Unfortunately, most of us breathe shallowly though our mouths. "The rib cage has a natural squeezing effect to help get air out," notes Douillard. "Add emotions to that, and for most of us our rib cage has become a cage, squeezing on our heart and our lungs, forcing us to breathe like rabbits — little, shallow, upper-chest breaths, 28,000 times a day."
To measure whether you have sufficient respiratory capacity, try this exercise from Douillard: Go for a walk, breathe deeply in through your nose, count how many steps you take for one full inhalation and exhalation. "You need at least 21 steps per breath through your nose to have some sense of respiratory efficiency." Or, if you go for a moderate run, and you should not have to open your mouth to breathe, he adds.
Are Your Feelings a Sinusitis Trigger?
Of course, in addition to the mechanics of proper breathing, the intertwining of the physical with the mental components of sinusitis cannot be overlooked. "Think of the body in terms that everyone has a loose screw somewhere," says Dr. Schulz, the medical intuitive. "Illness is in part genetic; in part due to viruses, bacteria, or old injury; and in part due to emotional health." In other words, you may be predisposed toward sinus problems as a result of a deviated septum or a broken nose, but without unhealthy emotions, thoughts, and beliefs to drive the disease process, you might never experience infected sinuses.
So consider that to fully recover from any respiratory disease, you'll need to address all facets of the cause.
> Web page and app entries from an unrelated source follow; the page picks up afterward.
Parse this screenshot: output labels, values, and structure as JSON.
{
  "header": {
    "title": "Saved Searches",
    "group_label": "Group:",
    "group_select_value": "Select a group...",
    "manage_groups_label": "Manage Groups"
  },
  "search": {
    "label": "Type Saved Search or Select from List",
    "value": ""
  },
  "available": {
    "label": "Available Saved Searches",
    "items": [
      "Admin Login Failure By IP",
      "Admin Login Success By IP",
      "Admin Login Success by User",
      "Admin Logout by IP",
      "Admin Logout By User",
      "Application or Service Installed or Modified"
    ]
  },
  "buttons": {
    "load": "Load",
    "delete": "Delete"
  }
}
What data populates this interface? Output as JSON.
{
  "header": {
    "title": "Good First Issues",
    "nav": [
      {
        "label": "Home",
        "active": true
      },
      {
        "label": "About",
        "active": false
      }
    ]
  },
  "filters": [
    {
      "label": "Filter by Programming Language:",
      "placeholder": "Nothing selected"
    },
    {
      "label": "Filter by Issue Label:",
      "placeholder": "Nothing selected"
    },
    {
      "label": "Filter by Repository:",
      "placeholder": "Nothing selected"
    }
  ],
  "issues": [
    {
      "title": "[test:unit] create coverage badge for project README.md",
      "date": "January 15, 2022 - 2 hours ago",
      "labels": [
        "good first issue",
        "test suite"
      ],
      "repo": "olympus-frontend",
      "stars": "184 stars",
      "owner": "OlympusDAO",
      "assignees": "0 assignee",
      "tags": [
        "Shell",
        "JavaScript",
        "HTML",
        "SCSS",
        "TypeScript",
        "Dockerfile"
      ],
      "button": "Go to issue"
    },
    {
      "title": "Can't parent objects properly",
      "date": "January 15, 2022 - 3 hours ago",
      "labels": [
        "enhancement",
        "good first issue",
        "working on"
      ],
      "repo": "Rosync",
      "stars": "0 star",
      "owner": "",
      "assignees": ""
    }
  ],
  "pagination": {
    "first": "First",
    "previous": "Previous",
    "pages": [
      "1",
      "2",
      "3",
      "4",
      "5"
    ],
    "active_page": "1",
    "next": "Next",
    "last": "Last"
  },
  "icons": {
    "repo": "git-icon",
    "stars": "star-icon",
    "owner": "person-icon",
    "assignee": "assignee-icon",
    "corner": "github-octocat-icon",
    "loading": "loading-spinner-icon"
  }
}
Otherwise, you could end up treating symptoms, which will bring some relief but never get you to the pinnacle of vitality — where Dr. Ivker, a former sinusitis sufferer, says he is today, due to tackling his problem from all directions.